- A system with CPU and memory resources that meet the VMware ESXi 5.5 minimum requirements
- Supported storage devices that are connected to the system
- Network adapters that are compatible with ESXi 5.5
- The latest version of the VMware vSphere Client, if you plan to use it to connect to the ESXi host
- If you want to use ESXi in a production environment, consider signing up for VMware Support and Subscription Services.
- An additional monitor and keyboard (if not already installed) if you plan to use the direct console interface (DCI) instead of the vSphere client
How to Install & Configure VMware ESXi 5.5
Before creating a virtual machine in VMware ESXi, you need to install and configure the software. Here’s a step-by-step guide on how to do that:
- Download the VMware ESXi 5.5 ISO image from the VMware website.
- Burn the ISO image to a CD or USB drive.
- Boot from the CD or USB drive and follow the on-screen instructions to install VMware ESXi 5.5 on your server.
- Once the installation is complete, launch the vSphere Client and connect to your server.
- Click on the Configuration tab and select Storage Devices from the left panel.
- Click on Add Storage device and select Disk/LUN from the list of options.
- Choose whether you want to attach a local disk or storage device to your server via iSCSI, Fiber Channel, or NFS, and follow the prompts to complete the configuration process.
- Now that storage has been configured, click the Home icon and select Hosts & Clusters from the left panel. Select your server from the list of hosts and click on Configure Tab. Under Hardware, select Add New Device. VMware ESXi will automatically detect any new devices connected to your system and prompt you to add them.
- For the new device(s) to be usable by VMware, we must first format them with a VMS file system.
Right Click on the device and select Format with vmfs. Follow the prompts to complete the formatting process.
- Once your devices are formatted, you can create virtual machines by selecting the New Virtual Machine option from the Home menu in vSphere Client. This will open a setup wizard to guide you through creating your new virtual machine.
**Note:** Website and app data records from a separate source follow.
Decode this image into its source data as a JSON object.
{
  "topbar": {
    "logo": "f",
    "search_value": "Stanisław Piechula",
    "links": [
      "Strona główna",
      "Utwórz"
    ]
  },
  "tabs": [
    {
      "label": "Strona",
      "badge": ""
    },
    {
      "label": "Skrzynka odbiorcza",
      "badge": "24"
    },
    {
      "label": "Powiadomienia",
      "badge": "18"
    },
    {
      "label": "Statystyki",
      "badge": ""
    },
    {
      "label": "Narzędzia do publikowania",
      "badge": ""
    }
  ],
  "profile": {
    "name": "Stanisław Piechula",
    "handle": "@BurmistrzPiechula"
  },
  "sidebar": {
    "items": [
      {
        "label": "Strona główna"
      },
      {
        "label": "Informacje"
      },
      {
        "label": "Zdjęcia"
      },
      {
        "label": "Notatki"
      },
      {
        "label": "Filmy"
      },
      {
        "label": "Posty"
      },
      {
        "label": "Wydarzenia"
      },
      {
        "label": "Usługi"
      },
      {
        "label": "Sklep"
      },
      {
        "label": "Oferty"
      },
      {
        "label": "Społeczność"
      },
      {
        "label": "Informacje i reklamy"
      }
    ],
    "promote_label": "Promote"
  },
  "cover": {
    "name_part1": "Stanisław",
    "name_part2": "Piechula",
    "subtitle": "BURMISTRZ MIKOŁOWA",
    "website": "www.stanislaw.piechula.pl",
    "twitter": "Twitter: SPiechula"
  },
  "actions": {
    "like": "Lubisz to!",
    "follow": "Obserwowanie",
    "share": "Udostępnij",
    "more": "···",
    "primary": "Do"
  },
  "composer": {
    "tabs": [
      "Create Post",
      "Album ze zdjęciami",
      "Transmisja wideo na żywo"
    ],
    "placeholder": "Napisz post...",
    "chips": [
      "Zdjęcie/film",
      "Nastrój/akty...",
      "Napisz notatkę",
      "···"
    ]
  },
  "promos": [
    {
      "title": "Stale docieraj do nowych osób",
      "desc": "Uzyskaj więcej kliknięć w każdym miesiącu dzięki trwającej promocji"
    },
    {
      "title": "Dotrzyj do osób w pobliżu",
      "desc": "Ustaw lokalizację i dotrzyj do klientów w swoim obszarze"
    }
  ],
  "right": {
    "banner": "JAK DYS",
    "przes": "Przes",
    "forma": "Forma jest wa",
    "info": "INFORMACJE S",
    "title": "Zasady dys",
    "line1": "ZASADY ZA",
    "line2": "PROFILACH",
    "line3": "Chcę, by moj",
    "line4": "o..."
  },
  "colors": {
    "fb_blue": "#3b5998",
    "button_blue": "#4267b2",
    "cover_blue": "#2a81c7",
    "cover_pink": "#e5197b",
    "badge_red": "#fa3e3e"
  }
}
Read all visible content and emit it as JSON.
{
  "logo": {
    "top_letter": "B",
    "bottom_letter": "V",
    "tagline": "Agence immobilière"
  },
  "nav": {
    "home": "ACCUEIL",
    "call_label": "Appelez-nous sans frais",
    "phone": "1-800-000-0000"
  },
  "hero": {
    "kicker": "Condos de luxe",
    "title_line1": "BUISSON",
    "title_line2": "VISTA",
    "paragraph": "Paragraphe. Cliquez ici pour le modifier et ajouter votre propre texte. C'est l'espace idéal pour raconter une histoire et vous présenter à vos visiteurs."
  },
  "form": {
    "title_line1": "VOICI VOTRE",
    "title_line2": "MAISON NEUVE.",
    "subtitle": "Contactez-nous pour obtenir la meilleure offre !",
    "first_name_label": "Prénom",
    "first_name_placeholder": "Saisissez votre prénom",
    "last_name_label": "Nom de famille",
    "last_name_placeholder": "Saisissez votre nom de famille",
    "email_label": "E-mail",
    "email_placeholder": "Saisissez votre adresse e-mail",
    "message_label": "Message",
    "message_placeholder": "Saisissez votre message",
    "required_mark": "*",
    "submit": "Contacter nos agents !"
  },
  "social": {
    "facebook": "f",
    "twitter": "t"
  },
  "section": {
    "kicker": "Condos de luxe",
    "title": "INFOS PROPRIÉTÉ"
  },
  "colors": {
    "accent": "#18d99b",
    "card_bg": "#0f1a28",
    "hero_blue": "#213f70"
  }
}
You’re ready to start creating and managing VMs in VMware ESXi 5.5!
How to Create a Virtual Machine in VMware ESXi 5.5
One of the most popular virtualization platforms is VMware ESXi, which many organizations worldwide use. If you need to create a virtual machine in VMware ESXi 5.5, here’s a quick step-by-step guide.
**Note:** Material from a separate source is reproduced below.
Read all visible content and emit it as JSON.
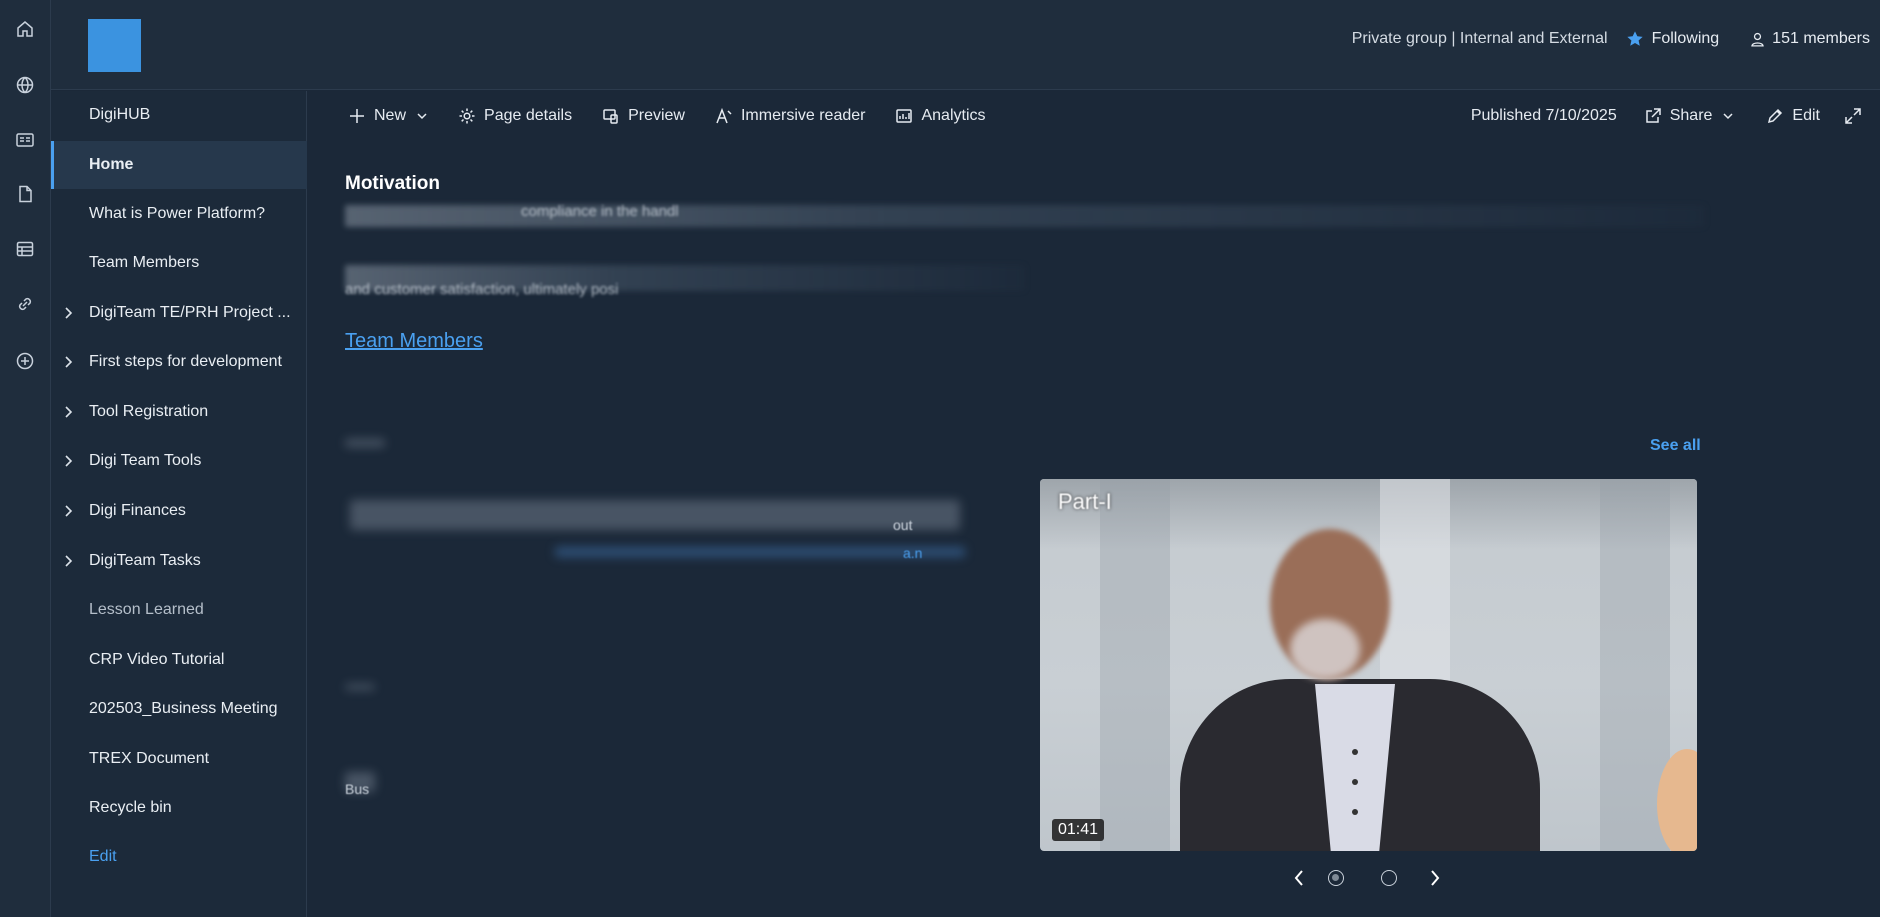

1) Log in to the vSphere Web Client. You can do this by going to https://:9443/vsphere-client/.
2) On the Home page, click Hosts and Clusters.
3) Select an ESXi host from the inventory panel on the left.
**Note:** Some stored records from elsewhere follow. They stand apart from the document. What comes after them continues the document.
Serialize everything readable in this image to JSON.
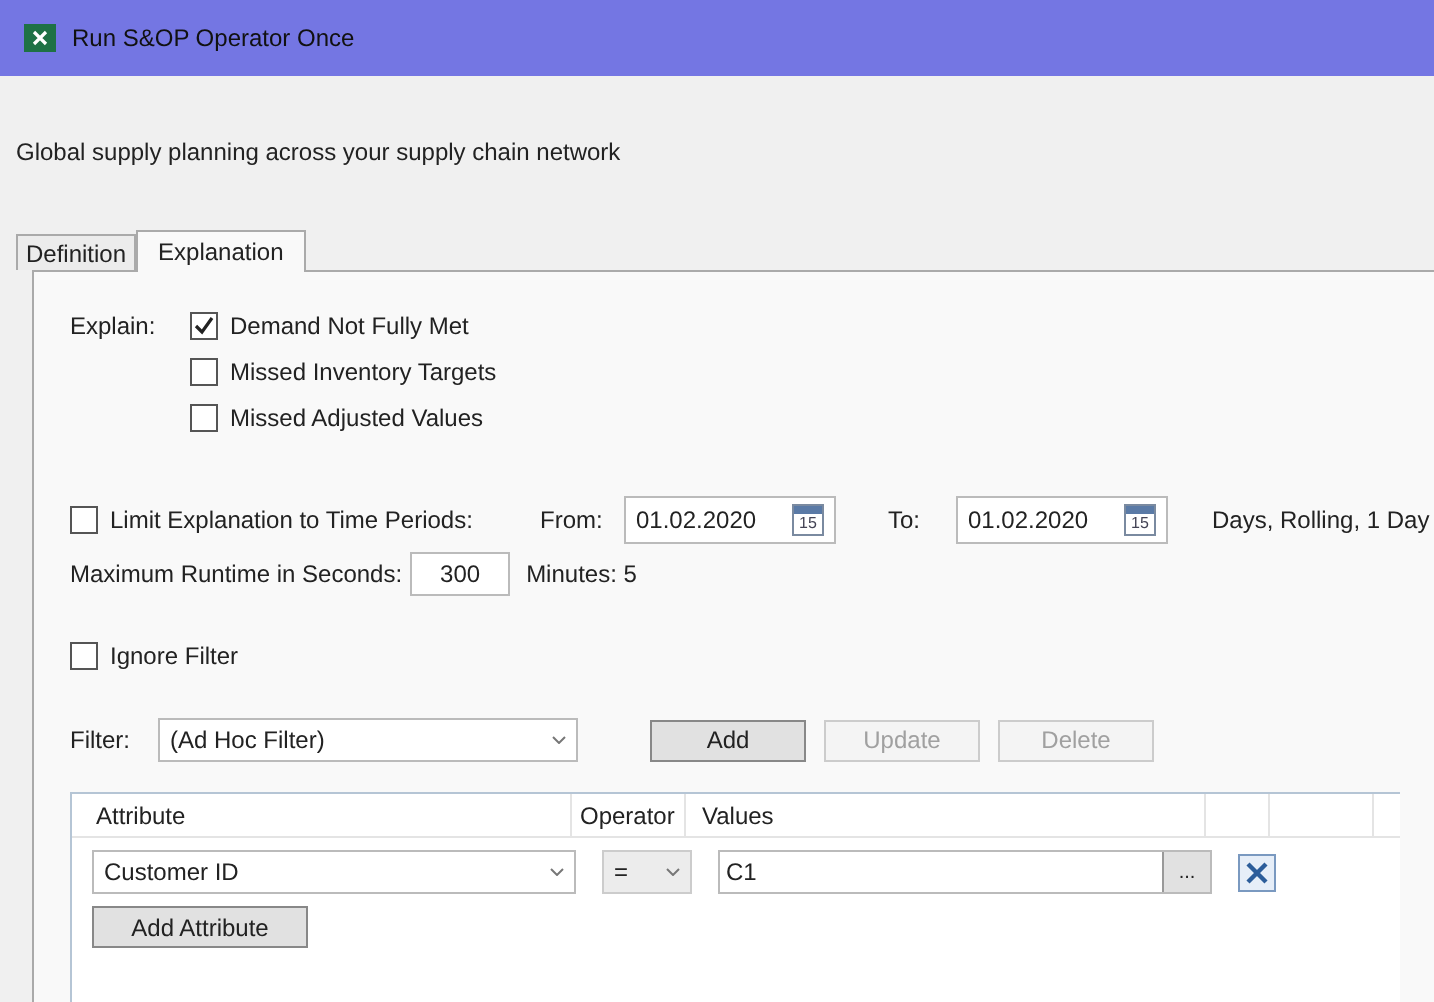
{
  "window": {
    "title": "Run S&OP Operator Once"
  },
  "description": "Global supply planning across your supply chain network",
  "tabs": [
    {
      "label": "Definition",
      "selected": false
    },
    {
      "label": "Explanation",
      "selected": true
    }
  ],
  "explain": {
    "label": "Explain:",
    "options": [
      {
        "label": "Demand Not Fully Met",
        "checked": true
      },
      {
        "label": "Missed Inventory Targets",
        "checked": false
      },
      {
        "label": "Missed Adjusted Values",
        "checked": false
      }
    ]
  },
  "time_limit": {
    "label": "Limit Explanation to Time Periods:",
    "checked": false,
    "from_label": "From:",
    "from_value": "01.02.2020",
    "to_label": "To:",
    "to_value": "01.02.2020",
    "from_calendar_day": "15",
    "to_calendar_day": "15",
    "period": "Days, Rolling, 1 Day"
  },
  "runtime": {
    "label": "Maximum Runtime in Seconds:",
    "value": "300",
    "minutes": "Minutes: 5"
  },
  "ignore_filter": {
    "label": "Ignore Filter",
    "checked": false
  },
  "filter": {
    "label": "Filter:",
    "value": "(Ad Hoc Filter)",
    "buttons": [
      {
        "label": "Add",
        "disabled": false
      },
      {
        "label": "Update",
        "disabled": true
      },
      {
        "label": "Delete",
        "disabled": true
      }
    ]
  },
  "attributes_table": {
    "columns": [
      "Attribute",
      "Operator",
      "Values"
    ],
    "rows": [
      {
        "attribute": "Customer ID",
        "operator": "=",
        "value": "C1",
        "browse": "..."
      }
    ],
    "add_button": "Add Attribute"
  }
}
4) Click the Manage tab and click Settings.
5) Select Virtual Machines from the list of options on the left. This will show you all the VMs currently on the host.
6) Click Add to add a new VM. This will launch the New Virtual Machine wizard.
7) Enter a name for your new VM and select which data center you want to store it in. You can also store it on a local or shared data store.
Tips & Troubleshooting
If you’re having trouble creating a virtual machine in VMware ESXi, here are some tips and troubleshooting steps that may help:
- Firstly, ensure your computer meets the minimum system requirements for running VMware ESXi.
- If you’re still having trouble, try creating a virtual machine in another software application like VirtualBox or Hyper-V and then importing it into VMware ESXi.
- Make sure that you have the latest version of VMware ESXi installed. You can check for updates by logging into the vSphere Client and going to Help > Check for Updates.
- If you’re still having issues, contact VMware support for assistance.
In this article, we have discussed how to create a virtual machine in VMware ESXi 5.5.
We have walked through the steps of downloading and installing VMware ESXi, creating a Virtual Machine, configuring its settings, adding your storage options, and finally performing the final setup for an optimal experience.
Creating a virtual machine may seem intimidating initially, but it does not have to be when you know what to do and follow these steps carefully.
With all the power of computing that VMware provides, you can easily expand your server capabilities without purchasing additional physical hardware.